Literature on the resource curse argues that resource windfalls, such as those resulting from a commodity price boom, crowd out several determinants of long-term fiscal income (Papyrakis and Gerlagh, 2006). Although empirical literature tests this theory at an intercountry context, similar attention has not been paid to that of subnational governments. This different type of spatial scope would reveal how low-tier governments strategically behave in regard to resource windfalls and covering local costs. Any strategic behavior will directly impact the local community's well-being due to the role played by subnational governments in providing local public goods.
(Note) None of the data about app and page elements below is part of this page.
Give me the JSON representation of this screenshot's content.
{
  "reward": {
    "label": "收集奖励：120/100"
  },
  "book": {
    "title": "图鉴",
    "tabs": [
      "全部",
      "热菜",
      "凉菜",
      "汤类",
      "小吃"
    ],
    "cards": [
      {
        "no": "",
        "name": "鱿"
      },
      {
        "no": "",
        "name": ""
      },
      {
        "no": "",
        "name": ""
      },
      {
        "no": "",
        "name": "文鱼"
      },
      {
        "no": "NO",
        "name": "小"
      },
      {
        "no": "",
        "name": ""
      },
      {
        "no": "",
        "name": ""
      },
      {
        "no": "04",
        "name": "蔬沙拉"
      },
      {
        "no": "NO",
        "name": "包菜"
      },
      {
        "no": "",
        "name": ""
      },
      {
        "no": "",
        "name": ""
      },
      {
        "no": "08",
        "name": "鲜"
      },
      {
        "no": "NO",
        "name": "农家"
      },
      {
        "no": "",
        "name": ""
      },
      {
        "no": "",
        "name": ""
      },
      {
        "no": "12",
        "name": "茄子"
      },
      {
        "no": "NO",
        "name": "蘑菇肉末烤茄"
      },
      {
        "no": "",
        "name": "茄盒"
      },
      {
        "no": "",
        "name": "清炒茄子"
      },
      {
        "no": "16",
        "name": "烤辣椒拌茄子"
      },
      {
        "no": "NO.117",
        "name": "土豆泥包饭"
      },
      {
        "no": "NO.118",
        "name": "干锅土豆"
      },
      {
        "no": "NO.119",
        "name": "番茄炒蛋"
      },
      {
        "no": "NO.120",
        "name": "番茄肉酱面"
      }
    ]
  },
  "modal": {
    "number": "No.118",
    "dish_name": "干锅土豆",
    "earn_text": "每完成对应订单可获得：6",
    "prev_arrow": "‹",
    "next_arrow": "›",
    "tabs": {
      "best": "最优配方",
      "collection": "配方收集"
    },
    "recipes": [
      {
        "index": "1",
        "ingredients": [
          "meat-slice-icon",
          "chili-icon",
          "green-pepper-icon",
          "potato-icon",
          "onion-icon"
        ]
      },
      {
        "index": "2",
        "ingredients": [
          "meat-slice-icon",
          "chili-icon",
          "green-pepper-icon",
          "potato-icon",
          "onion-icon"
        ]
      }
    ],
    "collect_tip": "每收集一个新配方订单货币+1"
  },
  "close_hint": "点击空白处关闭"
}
We contribute to this gap in the literature by analyzing how the resource windfalls from mining taxes in Chile crowd out local collected revenue such as a residential and a commercial property tax. Using panel data for 345 Chilean municipalities between 2008 and 2017, we pursue the causal effect derived from a subnational crowding out hypothesis, measured as the cross substitution between an additional monetary unit received from windfalls. We also take advantage of the exogenous allocation rule for the distribution of mining taxes in mining municipalities via the Chilean National Mining Code. Our results are robust and do not reject the hypothesis: mining taxes crowd out property tax collection. Tax laziness is maintained after considering for potential endogeneity and heteroskedasticity imposed by spatial autocorrelation. Our results call for local policies that focus on discouraging undesirable behavior in the collection of local property taxes in mining municipalities.
Sustainable Development Goals